indicated it may be possible “to fix” the 1978 Foreign Intelligence
Surveillance Act to authorize the president’s program. Perino said the
White House considers suggestions put forward by Sen. Mike DeWine,
R-Ohio, the starting point, particularly his proposal to create a
special subcommittee on Capitol Hill that would regularly review the

DeWine’s proposal would exempt Bush’s program from FISA. That law
set up a special court to approve warrants for monitoring inside the
United States for national security investigations.

Yet Senate Armed Services Committee Chairman John Warner, R-Va.,
left the closed hearing saying he has been working on a different
legislative change to FISA. “It seems that’s a logical place to start,
to upgrade FISA given the extraordinary expanse of technology in the 30
years that have lapsed,” he said.

Senate Judiciary Chairman Arlen Specter, R-Pa., told a forum at
Georgetown University Law School Thursday night, “You cannot have
domestic search and seizure without a warrant.” He is drafting
legislation to require the foreign surveillance court to review Bush’s
program and determine if it is constitutional.

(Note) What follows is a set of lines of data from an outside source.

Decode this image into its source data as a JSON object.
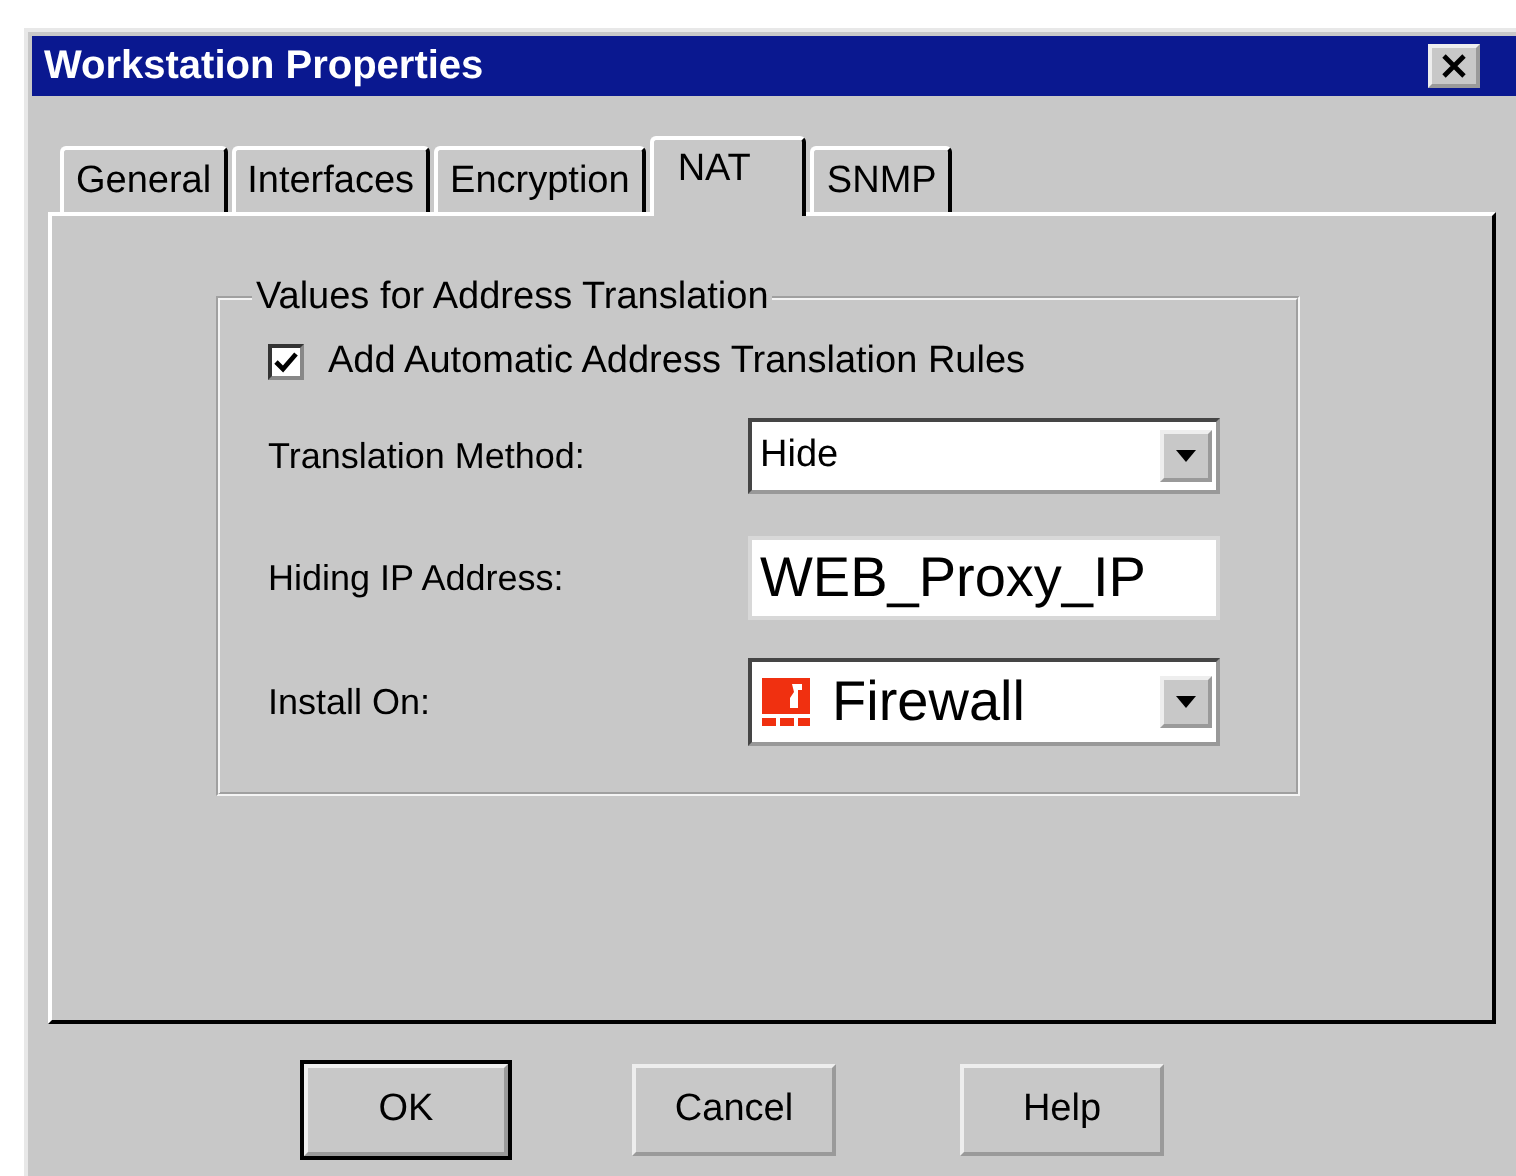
{
  "window": {
    "title": "Workstation Properties"
  },
  "tabs": [
    {
      "label": "General",
      "selected": false
    },
    {
      "label": "Interfaces",
      "selected": false
    },
    {
      "label": "Encryption",
      "selected": false
    },
    {
      "label": "NAT",
      "selected": true
    },
    {
      "label": "SNMP",
      "selected": false
    }
  ],
  "group": {
    "title": "Values for  Address Translation",
    "checkbox": {
      "label": "Add Automatic Address Translation Rules",
      "checked": true
    },
    "fields": [
      {
        "label": "Translation Method:",
        "kind": "combo",
        "value": "Hide"
      },
      {
        "label": "Hiding IP Address:",
        "kind": "text",
        "value": "WEB_Proxy_IP"
      },
      {
        "label": "Install On:",
        "kind": "object-combo",
        "value": "Firewall"
      }
    ]
  },
  "buttons": [
    {
      "label": "OK",
      "default": true
    },
    {
      "label": "Cancel",
      "default": false
    },
    {
      "label": "Help",
      "default": false
    }
  ]
}
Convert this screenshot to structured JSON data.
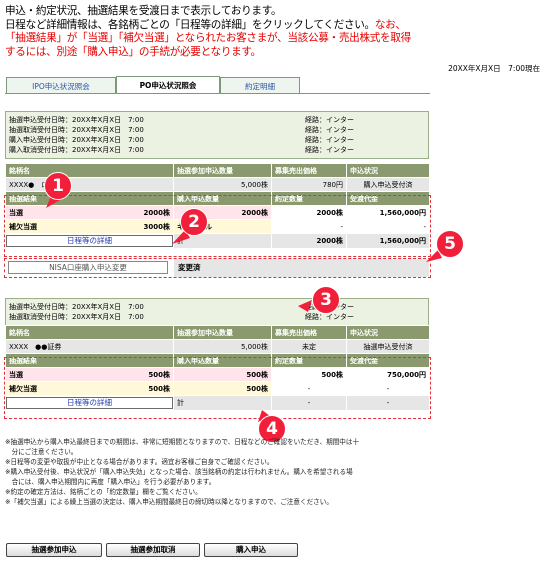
{
  "intro": {
    "line1": "申込・約定状況、抽選結果を受渡日まで表示しております。",
    "line2a": "日程など詳細情報は、各銘柄ごとの「日程等の詳細」をクリックしてください。",
    "line2b": "なお、",
    "line3": "「抽選結果」が「当選」「補欠当選」となられたお客さまが、当該公募・売出株式を取得",
    "line4": "するには、別途「購入申込」の手続が必要となります。"
  },
  "timestamp": "20XX年X月X日　7:00現在",
  "tabs": [
    "IPO申込状況照会",
    "PO申込状況照会",
    "約定明細"
  ],
  "block1": {
    "log": [
      {
        "l": "抽選申込受付日時：20XX年X月X日　7:00",
        "r": "経路：インター"
      },
      {
        "l": "抽選取消受付日時：20XX年X月X日　7:00",
        "r": "経路：インター"
      },
      {
        "l": "購入申込受付日時：20XX年X月X日　7:00",
        "r": "経路：インター"
      },
      {
        "l": "購入取消受付日時：20XX年X月X日　7:00",
        "r": "経路：インター"
      }
    ],
    "head1": [
      "銘柄名",
      "抽選参加申込数量",
      "募集売出価格",
      "申込状況"
    ],
    "row1": [
      "XXXX●　ロ",
      "5,000株",
      "780円",
      "購入申込受付済"
    ],
    "head2": [
      "抽選結果",
      "購入申込数量",
      "約定数量",
      "受渡代金"
    ],
    "rows": [
      [
        "当選",
        "2000株",
        "2000株",
        "2000株",
        "1,560,000円"
      ],
      [
        "補欠当選",
        "3000株",
        "キャンセル",
        "-",
        "-"
      ]
    ],
    "detail_link": "日程等の詳細",
    "total_label": "計",
    "total_qty": "2000株",
    "total_amt": "1,560,000円",
    "nisa_button": "NISA口座購入申込変更",
    "changed": "変更済"
  },
  "block2": {
    "log": [
      {
        "l": "抽選申込受付日時：20XX年X月X日　7:00",
        "r": "経路：インター"
      },
      {
        "l": "抽選取消受付日時：20XX年X月X日　7:00",
        "r": "経路：インター"
      }
    ],
    "head1": [
      "銘柄名",
      "抽選参加申込数量",
      "募集売出価格",
      "申込状況"
    ],
    "row1": [
      "XXXX　●●証券",
      "5,000株",
      "未定",
      "抽選申込受付済"
    ],
    "head2": [
      "抽選結果",
      "購入申込数量",
      "約定数量",
      "受渡代金"
    ],
    "rows": [
      [
        "当選",
        "500株",
        "500株",
        "500株",
        "750,000円"
      ],
      [
        "補欠当選",
        "500株",
        "500株",
        "-",
        "-"
      ]
    ],
    "detail_link": "日程等の詳細",
    "total_label": "計",
    "total_qty": "-",
    "total_amt": "-"
  },
  "markers": [
    "1",
    "2",
    "3",
    "4",
    "5"
  ],
  "notes": [
    "※抽選申込から購入申込最終日までの期間は、非常に短期間となりますので、日程などのご確認をいただき、期間中は十",
    "　分にご注意ください。",
    "※日程等の変更や取扱が中止となる場合があります。適宜お客様ご自身でご確認ください。",
    "※購入申込受付後、申込状況が「購入申込失効」となった場合、該当銘柄の約定は行われません。購入を希望される場",
    "　合には、購入申込期間内に再度「購入申込」を行う必要があります。",
    "※約定の確定方法は、銘柄ごとの「約定数量」欄をご覧ください。",
    "※「補欠当選」による繰上当選の決定は、購入申込期間最終日の締切時以降となりますので、ご注意ください。"
  ],
  "buttons": [
    "抽選参加申込",
    "抽選参加取消",
    "購入申込"
  ]
}
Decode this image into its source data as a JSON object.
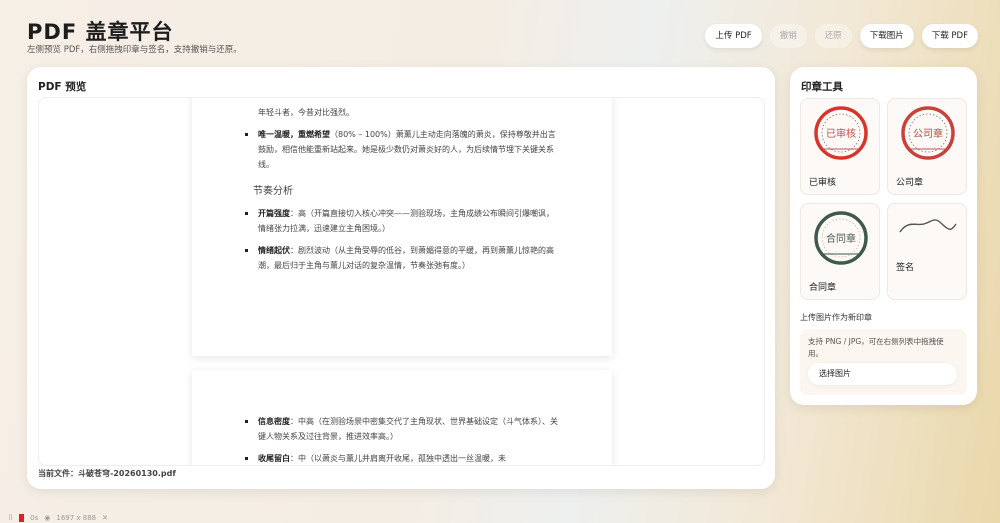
{
  "header": {
    "title": "PDF 盖章平台",
    "subtitle": "左侧预览 PDF，右侧拖拽印章与签名，支持撤销与还原。"
  },
  "toolbar": {
    "upload_pdf": "上传 PDF",
    "undo": "撤销",
    "redo": "还原",
    "download_image": "下载图片",
    "download_pdf": "下载 PDF"
  },
  "preview": {
    "title": "PDF 预览",
    "current_file": "当前文件：斗破苍穹-20260130.pdf",
    "page1": {
      "item0_tail": "年轻斗者，今昔对比强烈。",
      "item1_bold": "唯一温暖，重燃希望",
      "item1_text": "（80% – 100%）萧薰儿主动走向落魄的萧炎，保持尊敬并出言鼓励，相信他能重新站起来。她是极少数仍对萧炎好的人，为后续情节埋下关键关系线。",
      "section": "节奏分析",
      "item2_bold": "开篇强度",
      "item2_text": "：高（开篇直接切入核心冲突——测验现场，主角成绩公布瞬间引爆嘲讽，情绪张力拉满，迅速建立主角困境。）",
      "item3_bold": "情绪起伏",
      "item3_text": "：剧烈波动（从主角受辱的低谷，到萧媚得意的平缓，再到萧薰儿惊艳的高潮，最后归于主角与薰儿对话的复杂温情，节奏张弛有度。）"
    },
    "page2": {
      "item1_bold": "信息密度",
      "item1_text": "：中高（在测验场景中密集交代了主角现状、世界基础设定（斗气体系）、关键人物关系及过往背景，推进效率高。）",
      "item2_bold": "收尾留白",
      "item2_text": "：中（以萧炎与薰儿并肩离开收尾，孤独中透出一丝温暖，未"
    }
  },
  "tools": {
    "title": "印章工具",
    "stamps": [
      {
        "label": "已审核",
        "text": "已审核",
        "color": "#d9342b"
      },
      {
        "label": "公司章",
        "text": "公司章",
        "color": "#c8423b"
      },
      {
        "label": "合同章",
        "text": "合同章",
        "color": "#3e5a4c"
      },
      {
        "label": "签名"
      }
    ],
    "upload_heading": "上传图片作为新印章",
    "upload_desc": "支持 PNG / JPG，可在右侧列表中拖拽使用。",
    "choose_image": "选择图片"
  },
  "statusbar": {
    "time": "0s",
    "size": "1697 x 888"
  }
}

California Rep. Jane Harman, ranking Democrat on the House
Intelligence Committee, told the Georgetown audience the surveillance
“can and must comply” with the law requiring warrants from the special
court. However, she supported the need to conduct electronic
eavesdropping to combat terrorism.

Specter’s committee will continue to probe the program’s legality at
a Feb. 28 hearing. The Justice Department strongly discouraged him from
calling former Attorney General John Ashcroft and his deputy, James
Comey, to testify about the surveillance program.

Just as Attorney General Alberto Gonzales could not talk about the
administration’s internal deliberations when he appeared before the
committee earlier this month, neither can Ashcroft nor Comey, Assistant
Attorney General William Moschella said in a letter to Specter.


Associated Press writers Jennifer Loven, Mark Sherman and Larry Margasak contributed to this report.

© 2006 The Associated Press